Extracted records
..........
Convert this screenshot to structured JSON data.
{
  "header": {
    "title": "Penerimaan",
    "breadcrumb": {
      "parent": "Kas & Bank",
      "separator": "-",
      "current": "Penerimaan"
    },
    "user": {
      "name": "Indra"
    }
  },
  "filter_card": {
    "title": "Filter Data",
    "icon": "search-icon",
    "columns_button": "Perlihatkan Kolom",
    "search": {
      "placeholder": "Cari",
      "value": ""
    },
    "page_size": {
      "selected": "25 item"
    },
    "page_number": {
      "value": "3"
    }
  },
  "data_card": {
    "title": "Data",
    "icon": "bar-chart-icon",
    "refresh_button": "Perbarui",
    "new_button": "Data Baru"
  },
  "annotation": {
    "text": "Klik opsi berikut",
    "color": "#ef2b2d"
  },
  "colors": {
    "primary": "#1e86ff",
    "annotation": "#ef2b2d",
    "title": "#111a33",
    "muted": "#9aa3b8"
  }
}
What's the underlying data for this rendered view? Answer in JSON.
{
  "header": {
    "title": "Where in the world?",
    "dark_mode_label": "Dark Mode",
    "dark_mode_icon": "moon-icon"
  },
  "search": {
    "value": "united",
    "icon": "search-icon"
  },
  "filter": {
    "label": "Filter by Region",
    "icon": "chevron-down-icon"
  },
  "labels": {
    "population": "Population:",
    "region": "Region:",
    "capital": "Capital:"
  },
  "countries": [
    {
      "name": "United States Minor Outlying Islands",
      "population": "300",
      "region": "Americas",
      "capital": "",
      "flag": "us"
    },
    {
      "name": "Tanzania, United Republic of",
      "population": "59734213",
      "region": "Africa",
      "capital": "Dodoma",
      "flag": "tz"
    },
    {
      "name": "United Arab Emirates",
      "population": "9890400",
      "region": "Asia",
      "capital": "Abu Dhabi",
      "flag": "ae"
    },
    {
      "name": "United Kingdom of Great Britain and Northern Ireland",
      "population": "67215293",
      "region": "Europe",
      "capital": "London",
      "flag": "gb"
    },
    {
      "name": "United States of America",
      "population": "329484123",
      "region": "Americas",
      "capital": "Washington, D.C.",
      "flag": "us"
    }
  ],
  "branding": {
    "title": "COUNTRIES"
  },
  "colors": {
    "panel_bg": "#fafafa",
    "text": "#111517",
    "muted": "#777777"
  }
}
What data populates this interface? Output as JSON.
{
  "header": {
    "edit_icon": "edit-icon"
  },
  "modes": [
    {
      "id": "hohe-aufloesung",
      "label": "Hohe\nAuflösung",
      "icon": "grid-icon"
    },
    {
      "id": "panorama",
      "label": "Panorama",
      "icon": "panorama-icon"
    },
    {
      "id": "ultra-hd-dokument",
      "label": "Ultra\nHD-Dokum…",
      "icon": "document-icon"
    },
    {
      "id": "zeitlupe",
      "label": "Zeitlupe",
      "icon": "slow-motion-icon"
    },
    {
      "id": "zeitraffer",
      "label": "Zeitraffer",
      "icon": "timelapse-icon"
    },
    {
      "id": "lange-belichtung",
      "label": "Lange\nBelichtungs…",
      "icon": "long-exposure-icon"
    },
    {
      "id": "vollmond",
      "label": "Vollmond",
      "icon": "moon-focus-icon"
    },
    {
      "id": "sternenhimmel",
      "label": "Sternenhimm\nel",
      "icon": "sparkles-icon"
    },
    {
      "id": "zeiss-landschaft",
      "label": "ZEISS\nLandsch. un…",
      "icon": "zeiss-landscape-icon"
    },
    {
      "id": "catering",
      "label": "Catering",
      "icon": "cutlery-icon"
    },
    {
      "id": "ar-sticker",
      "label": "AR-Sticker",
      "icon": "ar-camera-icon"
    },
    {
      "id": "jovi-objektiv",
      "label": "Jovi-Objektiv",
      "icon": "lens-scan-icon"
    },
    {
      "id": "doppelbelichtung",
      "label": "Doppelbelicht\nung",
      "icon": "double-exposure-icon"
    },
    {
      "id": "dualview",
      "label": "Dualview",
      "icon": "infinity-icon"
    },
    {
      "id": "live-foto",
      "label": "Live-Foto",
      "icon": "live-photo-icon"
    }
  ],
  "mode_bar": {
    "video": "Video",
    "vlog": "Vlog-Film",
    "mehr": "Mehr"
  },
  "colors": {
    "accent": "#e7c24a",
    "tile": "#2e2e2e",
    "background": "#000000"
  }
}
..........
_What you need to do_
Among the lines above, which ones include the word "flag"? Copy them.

_Exercise solution_
      "flag": "us"
      "flag": "tz"
      "flag": "ae"
      "flag": "gb"
      "flag": "us"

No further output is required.